Shippers planning for a possible East and Gulf Coast port shutdown next month must choose from a menu of unpalatable choices.
They can shift cargo to other coasts, at a price. They can move cargo early, as some have done, also at a price. Or they can watch and wait and hope a work stoppage is avoided or is short-lived.
Which choice a shipper makes depends on the cargo commodity, its origin and destination, and its value and degree of time sensitivity.
In some cases, the window of opportunity for contingency plans already has closed. If cargo from Asia on all-water services from Asia isn’t in transit by now, it won’t arrive on the East or Gulf coasts until after the International Longshoremen’s Association contract expires on Sept. 30.

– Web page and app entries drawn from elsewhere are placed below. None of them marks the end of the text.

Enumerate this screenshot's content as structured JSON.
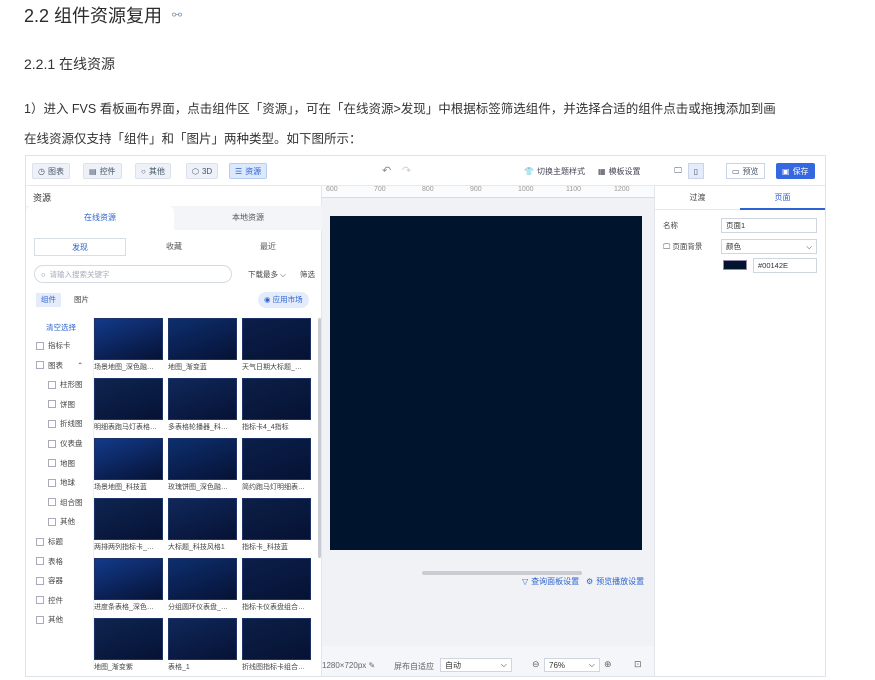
{
  "doc": {
    "h2": "2.2 组件资源复用",
    "h3": "2.2.1 在线资源",
    "p1": "1）进入 FVS 看板画布界面，点击组件区「资源」，可在「在线资源>发现」中根据标签筛选组件，并选择合适的组件点击或拖拽添加到画",
    "p2": "在线资源仅支持「组件」和「图片」两种类型。如下图所示："
  },
  "toolbar": {
    "left_buttons": [
      {
        "label": "图表",
        "icon": "clock-icon"
      },
      {
        "label": "控件",
        "icon": "control-icon"
      },
      {
        "label": "其他",
        "icon": "circle-icon"
      },
      {
        "label": "3D",
        "icon": "cube-icon"
      },
      {
        "label": "资源",
        "icon": "resource-icon",
        "active": true
      }
    ],
    "undo": "↶",
    "redo": "↷",
    "theme_label": "切换主题样式",
    "template_label": "模板设置",
    "preview_label": "预览",
    "save_label": "保存"
  },
  "resource_panel": {
    "title": "资源",
    "source_tabs": [
      "在线资源",
      "本地资源"
    ],
    "sub_tabs": [
      "发现",
      "收藏",
      "最近"
    ],
    "search_placeholder": "请输入搜索关键字",
    "sort_label": "下载最多",
    "filter_label": "筛选",
    "type_tabs": [
      "组件",
      "图片"
    ],
    "market_label": "应用市场",
    "clear_label": "清空选择",
    "filters": [
      {
        "label": "指标卡",
        "indent": false
      },
      {
        "label": "图表",
        "indent": false,
        "expanded": true
      },
      {
        "label": "柱形图",
        "indent": true
      },
      {
        "label": "饼图",
        "indent": true
      },
      {
        "label": "折线图",
        "indent": true
      },
      {
        "label": "仪表盘",
        "indent": true
      },
      {
        "label": "地图",
        "indent": true
      },
      {
        "label": "地球",
        "indent": true
      },
      {
        "label": "组合图",
        "indent": true
      },
      {
        "label": "其他",
        "indent": true
      },
      {
        "label": "标题",
        "indent": false
      },
      {
        "label": "表格",
        "indent": false
      },
      {
        "label": "容器",
        "indent": false
      },
      {
        "label": "控件",
        "indent": false
      },
      {
        "label": "其他",
        "indent": false
      }
    ],
    "cards": [
      "场景地图_深色融…",
      "地图_渐变蓝",
      "天气日期大标题_…",
      "明细表跑马灯表格…",
      "多表格轮播器_科…",
      "指标卡4_4指标",
      "场景地图_科技蓝",
      "玫瑰饼图_深色融…",
      "简约跑马灯明细表…",
      "两排两列指标卡_…",
      "大标题_科技风格1",
      "指标卡_科技蓝",
      "进度条表格_深色…",
      "分组圆环仪表盘_…",
      "指标卡仪表盘组合…",
      "地图_渐变紫",
      "表格_1",
      "折线图指标卡组合…"
    ]
  },
  "canvas": {
    "ruler_ticks": [
      "600",
      "700",
      "800",
      "900",
      "1000",
      "1100",
      "1200"
    ],
    "background": "#00142E",
    "query_settings": "查询面板设置",
    "preset_settings": "预览播放设置",
    "size_label": "1280×720px",
    "adapt_label": "屏布自适应",
    "adapt_value": "自动",
    "zoom_value": "76%"
  },
  "props_panel": {
    "tabs": [
      "过渡",
      "页面"
    ],
    "name_label": "名称",
    "name_value": "页面1",
    "bg_label": "页面背景",
    "bg_type": "颜色",
    "bg_color": "#00142E"
  }
}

Space on trans-Pacific services to the West Coast is in high demand. With the peak season for holiday imports in full swing, eastbound space was tight even before shippers started seeking strike alternatives. Shippers lacking relationships with carriers could be out of luck. Some shipments are being rolled to subsequent voyages.

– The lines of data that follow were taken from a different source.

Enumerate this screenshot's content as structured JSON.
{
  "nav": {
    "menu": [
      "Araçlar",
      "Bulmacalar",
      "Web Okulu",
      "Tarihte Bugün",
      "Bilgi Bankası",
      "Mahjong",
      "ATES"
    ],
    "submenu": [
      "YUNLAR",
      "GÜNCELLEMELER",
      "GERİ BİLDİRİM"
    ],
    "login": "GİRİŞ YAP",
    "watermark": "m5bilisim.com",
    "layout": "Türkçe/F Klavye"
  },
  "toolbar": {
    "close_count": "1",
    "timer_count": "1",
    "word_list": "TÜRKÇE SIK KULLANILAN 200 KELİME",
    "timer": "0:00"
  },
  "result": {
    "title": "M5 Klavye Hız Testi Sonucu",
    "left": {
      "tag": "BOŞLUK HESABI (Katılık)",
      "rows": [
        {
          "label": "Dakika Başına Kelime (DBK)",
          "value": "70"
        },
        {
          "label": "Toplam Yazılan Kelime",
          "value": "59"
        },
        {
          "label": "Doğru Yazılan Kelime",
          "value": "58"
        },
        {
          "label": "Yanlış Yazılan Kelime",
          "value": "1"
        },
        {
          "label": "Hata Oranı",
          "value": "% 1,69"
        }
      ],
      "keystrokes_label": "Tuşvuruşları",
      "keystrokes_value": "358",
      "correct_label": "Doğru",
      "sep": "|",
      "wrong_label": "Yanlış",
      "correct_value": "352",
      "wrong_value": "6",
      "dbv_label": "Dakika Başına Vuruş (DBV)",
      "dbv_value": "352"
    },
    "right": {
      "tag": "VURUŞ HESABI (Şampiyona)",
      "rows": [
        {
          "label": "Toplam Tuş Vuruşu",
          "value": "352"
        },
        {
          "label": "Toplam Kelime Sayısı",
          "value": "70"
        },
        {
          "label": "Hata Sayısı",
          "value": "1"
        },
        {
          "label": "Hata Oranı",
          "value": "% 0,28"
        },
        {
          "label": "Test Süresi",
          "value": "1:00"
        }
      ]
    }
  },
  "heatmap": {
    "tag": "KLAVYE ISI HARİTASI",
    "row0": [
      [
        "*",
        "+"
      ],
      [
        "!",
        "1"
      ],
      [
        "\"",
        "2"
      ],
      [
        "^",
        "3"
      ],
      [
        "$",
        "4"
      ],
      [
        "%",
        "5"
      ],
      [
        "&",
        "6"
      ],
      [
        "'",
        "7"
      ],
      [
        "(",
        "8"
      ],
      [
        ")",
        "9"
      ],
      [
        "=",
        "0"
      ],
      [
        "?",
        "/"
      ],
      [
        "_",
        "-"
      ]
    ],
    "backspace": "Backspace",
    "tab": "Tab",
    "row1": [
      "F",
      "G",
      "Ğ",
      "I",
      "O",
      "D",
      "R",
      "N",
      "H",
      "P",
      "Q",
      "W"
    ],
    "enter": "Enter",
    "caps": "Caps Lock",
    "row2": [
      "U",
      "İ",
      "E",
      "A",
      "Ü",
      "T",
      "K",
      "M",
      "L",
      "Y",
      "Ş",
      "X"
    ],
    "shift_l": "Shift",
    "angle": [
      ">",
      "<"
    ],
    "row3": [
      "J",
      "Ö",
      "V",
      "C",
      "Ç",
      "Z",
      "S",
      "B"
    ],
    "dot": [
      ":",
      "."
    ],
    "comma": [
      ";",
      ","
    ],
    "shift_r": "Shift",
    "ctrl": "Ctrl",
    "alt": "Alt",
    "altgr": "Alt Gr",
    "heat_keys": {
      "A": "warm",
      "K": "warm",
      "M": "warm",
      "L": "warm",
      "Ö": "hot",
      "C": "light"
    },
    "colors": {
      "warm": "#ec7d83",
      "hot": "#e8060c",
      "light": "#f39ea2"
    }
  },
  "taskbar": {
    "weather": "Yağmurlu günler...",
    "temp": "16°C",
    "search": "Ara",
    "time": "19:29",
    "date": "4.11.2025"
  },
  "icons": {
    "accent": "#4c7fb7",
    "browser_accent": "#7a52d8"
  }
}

Several carriers have announced trans-Pacific “congestion surcharges” that will take effect if East and Gulf Coast ports are hit by a strike or lockout. Carriers must file the surcharges 30 days before they take effect.
Dave Akers, managing director of the Toy Shippers Association, began encouraging his members months ago to reroute critical shipments to avoid possible disruptions. “We’ve told them, this is a very real situation,” he said.

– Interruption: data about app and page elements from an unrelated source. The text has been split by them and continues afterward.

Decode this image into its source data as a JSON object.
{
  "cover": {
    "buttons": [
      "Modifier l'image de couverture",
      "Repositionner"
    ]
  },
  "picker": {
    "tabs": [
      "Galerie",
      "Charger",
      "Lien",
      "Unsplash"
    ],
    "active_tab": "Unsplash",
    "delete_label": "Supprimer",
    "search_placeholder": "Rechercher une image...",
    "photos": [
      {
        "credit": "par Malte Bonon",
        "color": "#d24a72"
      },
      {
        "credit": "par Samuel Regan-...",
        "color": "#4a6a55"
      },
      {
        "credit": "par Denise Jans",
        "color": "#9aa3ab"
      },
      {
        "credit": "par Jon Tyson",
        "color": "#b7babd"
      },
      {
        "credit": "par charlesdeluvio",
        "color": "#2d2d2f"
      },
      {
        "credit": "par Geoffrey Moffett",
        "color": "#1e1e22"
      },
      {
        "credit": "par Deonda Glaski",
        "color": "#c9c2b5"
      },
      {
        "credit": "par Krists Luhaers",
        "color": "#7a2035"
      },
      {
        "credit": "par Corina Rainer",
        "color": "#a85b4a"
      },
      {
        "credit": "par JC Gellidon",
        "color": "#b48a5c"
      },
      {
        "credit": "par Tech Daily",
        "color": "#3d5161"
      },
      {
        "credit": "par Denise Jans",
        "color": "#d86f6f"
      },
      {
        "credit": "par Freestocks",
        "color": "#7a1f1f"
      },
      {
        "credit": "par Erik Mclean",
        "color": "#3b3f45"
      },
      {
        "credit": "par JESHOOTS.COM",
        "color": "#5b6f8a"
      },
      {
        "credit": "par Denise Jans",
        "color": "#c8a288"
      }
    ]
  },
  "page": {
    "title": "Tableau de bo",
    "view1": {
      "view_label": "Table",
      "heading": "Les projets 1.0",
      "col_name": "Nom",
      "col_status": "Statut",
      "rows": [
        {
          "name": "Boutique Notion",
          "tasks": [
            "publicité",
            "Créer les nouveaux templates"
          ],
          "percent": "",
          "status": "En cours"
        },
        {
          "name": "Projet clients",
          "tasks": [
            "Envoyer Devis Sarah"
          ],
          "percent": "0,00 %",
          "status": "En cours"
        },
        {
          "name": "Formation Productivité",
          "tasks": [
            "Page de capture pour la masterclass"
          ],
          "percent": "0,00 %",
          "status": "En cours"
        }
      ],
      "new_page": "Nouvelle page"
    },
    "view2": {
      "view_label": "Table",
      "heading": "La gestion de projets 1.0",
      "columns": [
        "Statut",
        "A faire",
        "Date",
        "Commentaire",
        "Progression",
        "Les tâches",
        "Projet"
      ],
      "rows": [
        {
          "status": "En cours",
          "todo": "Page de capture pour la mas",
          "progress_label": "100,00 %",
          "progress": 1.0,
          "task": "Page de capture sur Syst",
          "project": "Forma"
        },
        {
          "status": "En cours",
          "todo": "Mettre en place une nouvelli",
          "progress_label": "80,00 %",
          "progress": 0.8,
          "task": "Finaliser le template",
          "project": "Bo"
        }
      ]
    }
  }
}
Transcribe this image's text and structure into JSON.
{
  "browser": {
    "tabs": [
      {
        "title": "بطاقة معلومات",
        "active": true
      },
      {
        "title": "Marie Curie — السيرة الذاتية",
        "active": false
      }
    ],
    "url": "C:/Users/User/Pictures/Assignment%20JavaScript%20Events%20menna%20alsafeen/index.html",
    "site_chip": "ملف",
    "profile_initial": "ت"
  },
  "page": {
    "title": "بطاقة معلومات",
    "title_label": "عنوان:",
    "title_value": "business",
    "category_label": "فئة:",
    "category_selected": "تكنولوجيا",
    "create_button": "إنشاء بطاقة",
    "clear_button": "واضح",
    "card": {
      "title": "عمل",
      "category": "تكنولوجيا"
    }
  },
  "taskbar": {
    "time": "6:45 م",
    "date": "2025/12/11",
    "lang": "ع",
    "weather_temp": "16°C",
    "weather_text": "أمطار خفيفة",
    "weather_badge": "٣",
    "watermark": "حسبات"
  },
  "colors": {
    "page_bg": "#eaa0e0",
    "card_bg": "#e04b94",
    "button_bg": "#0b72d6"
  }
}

Pat Moffett, vice president of Voxx International, said some of his company’s electronics shipments that normally would move through the East Coast are being sent through Seattle and Tacoma. He said intermodal capacity from those ports is usually ample.
BNSF Railway said it has seen no significant diversions from the ILA negotiations, but that it and its West Coast ports “have ample capacity to handle additional business during the upcoming peak season.”
Most Los Angeles-Long Beach marine terminals have “plenty of not only physical but also operational capacity,” said Bruce Wargo, president and CEO of PierPass, which uses fees from daytime terminal gate moves to subsidize the cost of off-peak hours at gates.
He said most of the ports’ terminals are still on their summer schedule of keeping gates open only four nights a week and could quickly add a fifth one if necessary. “We can basically do it overnight,” Wargo said.
Fred Johrning, president of Golden State Express, said truckers would welcome an increase in extended-hour gates. He said turnaround times at many port terminals are unacceptably long because operators try to minimize labor costs. “There is no terminal infrastructure issue if they properly staff the terminals,” he said.
Although capacity is ample now, that could change if there’s an extended work stoppage. After West Coast ports were closed by an 11-day dockworker lockout in 2002, it took weeks to clear the backlog of out-of-position equipment.
Bob Weiss, independent administrator of the Food Shippers Association of North America, said he’s concerned widespread diversions from the East and Gulf coasts could cause a shortage of refrigerated containers in North America. He said carriers could be tempted to bump empty reefer boxes from eastbound vessels so they can carry more high-revenue consumer merchandise in dry containers.
Geoffrey Giovanetti, managing director of the Wine and Spirits Shippers Association, said switching wine shipments from the East Coast to the West Coast for shipments from Australia, New Zealand or Chile is relatively easy. It will cost more to ship by mini-landbridge to the big New York market, but shippers will pay the price if necessary to get their goods on retail shelves in time for the holidays, he said.
The big problem could be for shipments of wine, beer and spirits from Europe, which account for about half of his members’ volumes. Montreal and Halifax are good options, but those ports are “chock-a-block,” Giovanetti said.
Shipping early was an option, but it’s too late for that, and holding inventory longer adds to carrying costs. Giovanetti said some of his members are gambling that a work stoppage will be avoided or will end quickly.
Some shippers, particularly those with commodities that can’t absorb higher costs, have little choice but to watch and wait. Tony DeSantis, executive director or U.S. Shippers Association, whose members include chemical shippers, said most of his members have opted not to divert cargo to other coasts. “We’re keeping our fingers crossed,” he said. “Changing coasts is very difficult when you already have your logistics partners set up. You’re looking at some major costs.”